**Exercise brief**.
Find the string "shipping" in the data, then copy every line where it is found.

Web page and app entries
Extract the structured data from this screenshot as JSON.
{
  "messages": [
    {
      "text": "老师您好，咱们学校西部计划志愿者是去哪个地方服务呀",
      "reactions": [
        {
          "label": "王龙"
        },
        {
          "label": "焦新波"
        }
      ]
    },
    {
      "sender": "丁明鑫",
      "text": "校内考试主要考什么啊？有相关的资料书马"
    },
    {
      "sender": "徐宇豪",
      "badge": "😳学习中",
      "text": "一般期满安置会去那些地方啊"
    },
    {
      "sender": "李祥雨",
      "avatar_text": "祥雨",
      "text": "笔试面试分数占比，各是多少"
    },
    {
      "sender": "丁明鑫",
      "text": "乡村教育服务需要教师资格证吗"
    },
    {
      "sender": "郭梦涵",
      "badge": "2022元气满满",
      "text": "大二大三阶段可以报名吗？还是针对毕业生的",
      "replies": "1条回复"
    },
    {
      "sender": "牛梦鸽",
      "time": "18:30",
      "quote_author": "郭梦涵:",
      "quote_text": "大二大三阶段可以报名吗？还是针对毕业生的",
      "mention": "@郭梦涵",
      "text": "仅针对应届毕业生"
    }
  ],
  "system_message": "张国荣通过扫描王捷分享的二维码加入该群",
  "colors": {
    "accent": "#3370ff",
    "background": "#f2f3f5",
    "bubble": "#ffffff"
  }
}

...

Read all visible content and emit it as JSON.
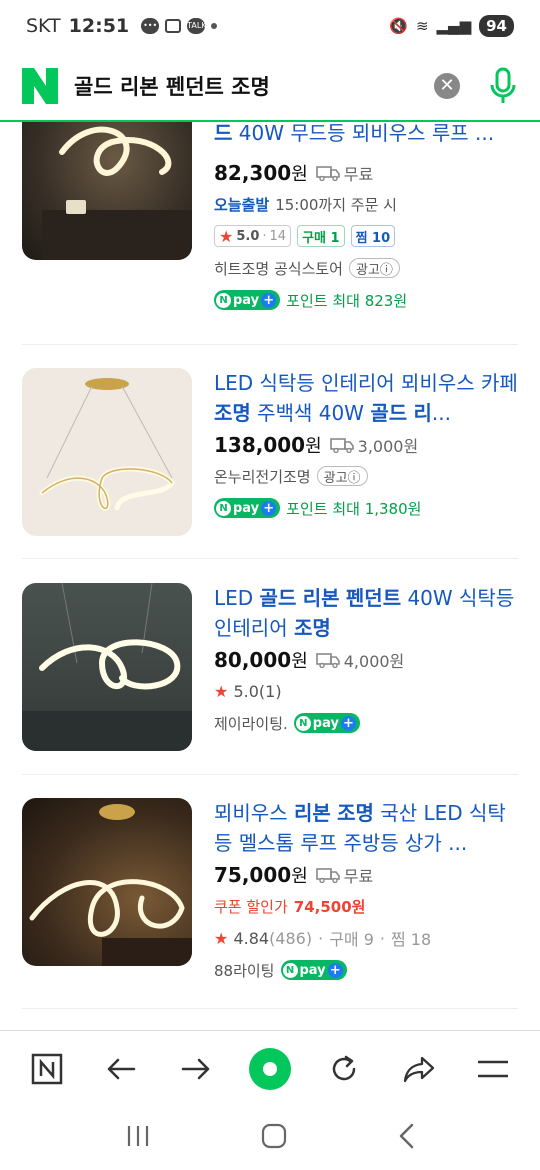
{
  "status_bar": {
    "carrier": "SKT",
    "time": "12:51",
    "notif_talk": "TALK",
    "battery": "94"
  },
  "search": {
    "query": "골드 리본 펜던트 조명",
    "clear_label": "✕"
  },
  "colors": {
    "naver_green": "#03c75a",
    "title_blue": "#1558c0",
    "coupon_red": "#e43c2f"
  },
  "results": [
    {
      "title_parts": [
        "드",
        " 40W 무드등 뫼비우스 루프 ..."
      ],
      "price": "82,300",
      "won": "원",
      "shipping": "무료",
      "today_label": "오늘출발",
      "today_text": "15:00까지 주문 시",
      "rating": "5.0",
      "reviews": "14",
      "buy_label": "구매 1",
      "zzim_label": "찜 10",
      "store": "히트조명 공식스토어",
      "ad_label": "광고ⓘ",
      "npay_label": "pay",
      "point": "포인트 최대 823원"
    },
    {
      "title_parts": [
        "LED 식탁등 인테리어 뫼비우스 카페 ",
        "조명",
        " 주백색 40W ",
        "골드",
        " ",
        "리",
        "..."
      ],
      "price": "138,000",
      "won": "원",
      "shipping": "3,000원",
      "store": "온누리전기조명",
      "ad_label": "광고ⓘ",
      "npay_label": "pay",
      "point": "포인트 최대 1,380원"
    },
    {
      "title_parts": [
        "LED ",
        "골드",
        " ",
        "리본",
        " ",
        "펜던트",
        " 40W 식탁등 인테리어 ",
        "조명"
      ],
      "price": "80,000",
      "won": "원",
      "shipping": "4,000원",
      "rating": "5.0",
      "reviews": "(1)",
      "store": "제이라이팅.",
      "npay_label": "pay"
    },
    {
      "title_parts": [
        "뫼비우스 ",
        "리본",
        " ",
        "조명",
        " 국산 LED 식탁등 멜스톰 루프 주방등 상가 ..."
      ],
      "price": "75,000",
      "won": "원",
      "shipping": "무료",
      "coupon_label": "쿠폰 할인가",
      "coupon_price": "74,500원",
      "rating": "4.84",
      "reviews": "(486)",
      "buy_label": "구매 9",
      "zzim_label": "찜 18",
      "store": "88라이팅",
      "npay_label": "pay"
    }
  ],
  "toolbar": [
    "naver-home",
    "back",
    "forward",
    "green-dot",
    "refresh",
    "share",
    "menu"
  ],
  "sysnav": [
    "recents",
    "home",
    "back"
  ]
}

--

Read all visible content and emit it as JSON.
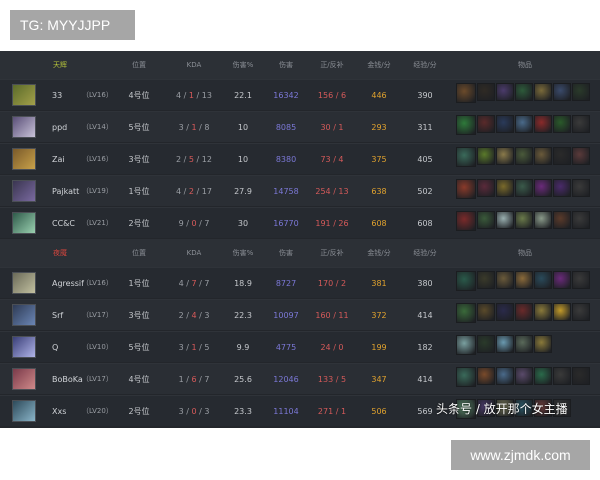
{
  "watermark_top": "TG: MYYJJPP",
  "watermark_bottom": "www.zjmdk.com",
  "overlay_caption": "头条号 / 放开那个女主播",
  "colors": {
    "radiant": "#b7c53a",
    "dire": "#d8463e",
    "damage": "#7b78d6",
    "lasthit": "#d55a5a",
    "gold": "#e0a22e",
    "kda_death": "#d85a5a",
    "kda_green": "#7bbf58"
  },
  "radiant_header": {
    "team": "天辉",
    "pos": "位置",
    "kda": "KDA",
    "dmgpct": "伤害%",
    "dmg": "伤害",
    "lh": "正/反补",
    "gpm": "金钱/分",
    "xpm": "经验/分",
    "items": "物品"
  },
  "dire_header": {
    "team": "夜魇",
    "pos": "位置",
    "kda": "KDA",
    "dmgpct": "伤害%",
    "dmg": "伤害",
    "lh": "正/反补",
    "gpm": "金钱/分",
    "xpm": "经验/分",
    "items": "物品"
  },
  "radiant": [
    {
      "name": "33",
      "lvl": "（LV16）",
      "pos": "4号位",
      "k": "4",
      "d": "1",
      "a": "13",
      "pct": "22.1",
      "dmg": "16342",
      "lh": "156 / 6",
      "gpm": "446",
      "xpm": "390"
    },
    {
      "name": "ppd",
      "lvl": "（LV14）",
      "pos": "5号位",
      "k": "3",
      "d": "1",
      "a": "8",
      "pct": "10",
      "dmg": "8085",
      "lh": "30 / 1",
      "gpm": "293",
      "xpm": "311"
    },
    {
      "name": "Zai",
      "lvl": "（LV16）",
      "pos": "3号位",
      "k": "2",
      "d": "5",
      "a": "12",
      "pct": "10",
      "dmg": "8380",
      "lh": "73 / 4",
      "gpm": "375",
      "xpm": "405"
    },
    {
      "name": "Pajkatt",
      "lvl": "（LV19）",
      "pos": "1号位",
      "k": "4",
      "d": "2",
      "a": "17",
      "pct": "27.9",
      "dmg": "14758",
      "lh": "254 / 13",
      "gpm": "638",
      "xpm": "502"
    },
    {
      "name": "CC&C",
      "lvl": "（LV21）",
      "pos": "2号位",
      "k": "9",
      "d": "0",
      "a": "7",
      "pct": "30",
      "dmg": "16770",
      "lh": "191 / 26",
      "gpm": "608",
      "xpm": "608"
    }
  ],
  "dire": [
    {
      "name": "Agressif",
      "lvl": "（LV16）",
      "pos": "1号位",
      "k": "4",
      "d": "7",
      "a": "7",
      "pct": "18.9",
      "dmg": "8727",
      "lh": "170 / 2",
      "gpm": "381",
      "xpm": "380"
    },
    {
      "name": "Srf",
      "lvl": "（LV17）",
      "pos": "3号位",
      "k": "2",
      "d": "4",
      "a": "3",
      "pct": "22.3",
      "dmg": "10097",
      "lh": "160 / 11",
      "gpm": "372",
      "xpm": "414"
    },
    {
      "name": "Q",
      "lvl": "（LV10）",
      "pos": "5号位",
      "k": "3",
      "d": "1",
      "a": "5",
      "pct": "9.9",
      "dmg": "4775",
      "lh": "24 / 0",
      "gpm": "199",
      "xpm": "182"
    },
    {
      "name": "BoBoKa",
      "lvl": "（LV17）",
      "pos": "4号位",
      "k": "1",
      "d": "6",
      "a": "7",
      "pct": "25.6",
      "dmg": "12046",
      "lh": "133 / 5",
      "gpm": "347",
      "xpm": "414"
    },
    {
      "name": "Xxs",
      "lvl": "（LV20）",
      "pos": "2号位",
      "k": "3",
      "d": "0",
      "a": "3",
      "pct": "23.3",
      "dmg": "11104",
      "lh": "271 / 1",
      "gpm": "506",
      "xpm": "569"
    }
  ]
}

**Answer for the task**.
      "shipping": "무료",
      "shipping": "3,000원",
      "shipping": "4,000원",
      "shipping": "무료",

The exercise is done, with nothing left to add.